Masilin Gudoshava, Research Scientist at IGAD Climate Prediction and Applications Centre (ICPAC), Nairobi, Kenya
Masilin leads African SWIFT work at ICPAC, a centre providing climate services to 11 countries in East Africa. Her responsibilities range from research to operational forecasting and project management.
Masilin is proud of her work to develop forecast products and bulletins for climate information users as part of Testbed 2, a two-year process where national meteorological services, universities and forecast users work together to improve forecasts one to four weeks into the future. Her work has contributed to increasing the availability and uptake of tailored sub-seasonal forecasts in the region.

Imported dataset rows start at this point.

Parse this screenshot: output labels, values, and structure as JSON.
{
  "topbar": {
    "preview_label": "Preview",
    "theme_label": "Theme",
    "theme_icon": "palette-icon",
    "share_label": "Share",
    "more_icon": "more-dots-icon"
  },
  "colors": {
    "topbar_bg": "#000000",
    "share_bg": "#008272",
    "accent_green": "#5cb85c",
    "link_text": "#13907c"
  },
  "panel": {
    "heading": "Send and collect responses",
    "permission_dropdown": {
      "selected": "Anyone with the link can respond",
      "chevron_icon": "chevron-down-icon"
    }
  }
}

Niry Havana Razanatompoharimanga, African SWIFT Research Fellow at Université Cheikh Anta Diop (UCAD), Antananarivo, Madagascar
Niry was recently awarded a research fellowship with the African SWIFT project in September 2020. Due to the COVID-19 pandemic, she is based in Madagascar but works remotely with the SWIFT team at UCAD in Senegal.
Her research focuses on improving understanding of the rainy season. In particular, she aims to find the best forecasting model and to set a calendar of the rainy season over Senegal before expanding to other SWIFT partner countries in East and West Africa. Her research improves seasonal forecasting which contributes to food security and livelihoods in Africa.
Patricia Nying’uro, Principal Meteorologist at Kenya Meteorological Department (KMD), Nairobi, Kenya
Patricia is a Principal Meteorologist at KMD. In the SWIFT programme she leads research on sub-seasonal to seasonal forecasts.
In addition to developing forecast products to meet the needs of forecast users as part of Testbed 2, she has also contributed to published research papers with the SWIFT team. One of her greatest achievements included conducting new research to develop a novel forecast product that was previously not offered, improving weather forecasting and better supporting users in key economic sectors in Kenya.